Foreign direct investment (FDI) and its multinationals' activities are well accepted as an engine of growth by which a host country can benefit from the injection of capital investment, technology and managerial knowhow to build up indigenous competitiveness through spillovers effects and productivity gap between foreign affiliates and local firms New Zealand is a small but developed economy. FDI plays an important role in the development and growth of local industry in New Zealand. In the extant literature, there was very few studies research on the performance gap in New Zealand context. This paper investigates the effect of inward FDI on host country theoretically, focusing on the spillover effects and firm performance. Statistical analysis tests the possibility of performance gap's existence in New Zealand firms. In addition, separated attention is provided to service industry to differ from manufacturing industries that always be testified in many empirical studies. The findings provide evidence that foreign owned firms have superior performance advantages over local firms. But more research needs to be conducted for more conclusive results.


Copyright Date


Date of Award

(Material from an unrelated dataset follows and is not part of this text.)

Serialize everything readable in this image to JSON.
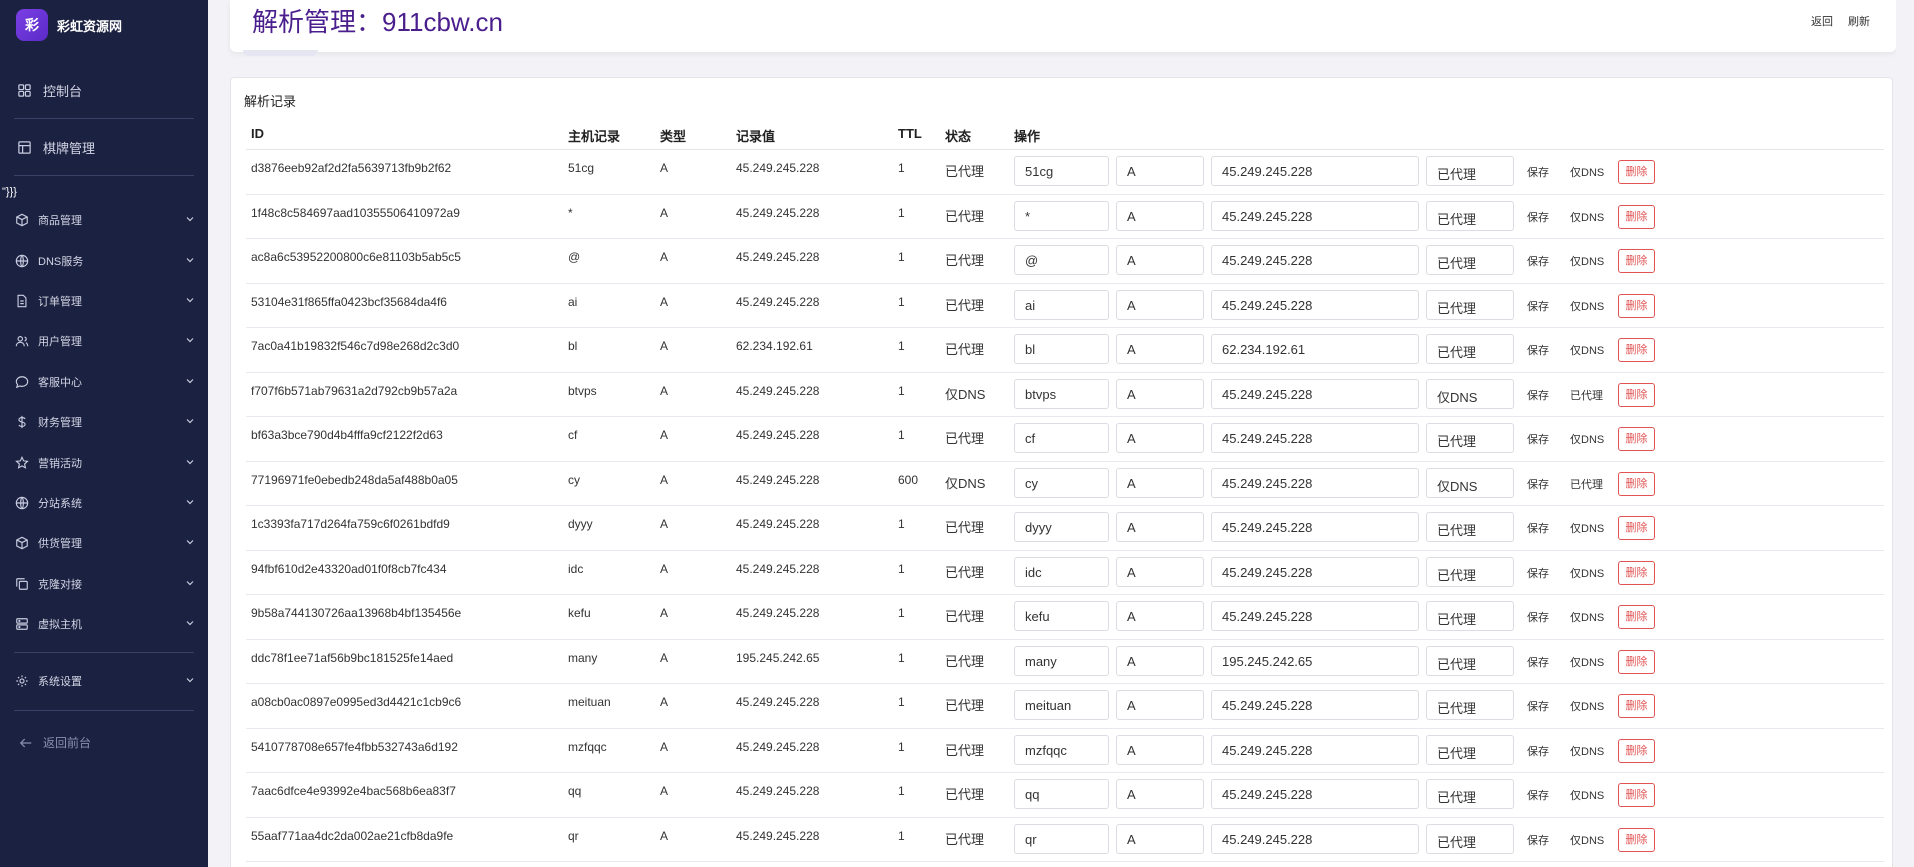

Te Herenga Waka—Victoria University of Wellington

Rights License

Author Retains Copyright

Degree Discipline

International Business

Degree Grantor

Te Herenga Waka—Victoria University of Wellington

Degree Level


Degree Name

Master of Commerce and Administration

Victoria University of Wellington Item Type

Awarded Research Masters Thesis



Victoria University of Wellington School

School of Marketing and International Business


Scott-Kennel, Joanna